During World War I a temporary Red Cross Military Hospital was set up in the Neston Institute (this is now Neston Civic Hall). SHortly after the war in 1919, there was a sum of cash remaining along with the hospital's equipment. Many felt this presented an ideal opportunity to establish a hospital for Neston as well as serve as a memorial to those who had fought and fallen in the war. On this basis the Neston and District War purchased a Cottage in 1920 which was called “Dee View”. The cottage was in Little Neston Green and was bought to accommodate the hospital.
A committee was formed and the eleven bed hospital was opened by the first Lord Leverhulme on 26th June 1920. The District Nurse at the time, Christina Bell, was given the post as the hospital's first Matron. Before the formation of the NHS in 1948 the hospital was governed by an executive committee.
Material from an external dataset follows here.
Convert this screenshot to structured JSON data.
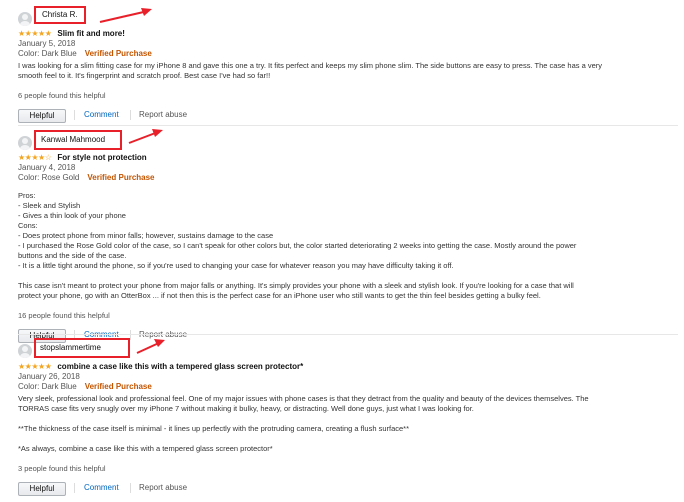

This included several representatives such as the local doctors, the hospital governors, Neston Urban District Council, and The Merseyside Hospitals Council. It's financing came from fees (about two thirds) with the remainder from collections, donations, and investments.
On 1st January 1948 the Hospital became part the National Health Service. After that changes came of course and in the late 1950s the operating theatre was deemed to be unviable and closed with surgury carried out at Clatterbridge. After that Neston Hospital was downgraded to the status of a nursing home and the final blow came in 1964 when the hospital was closed. The building was demolished in 1967 and new houses stand in its place.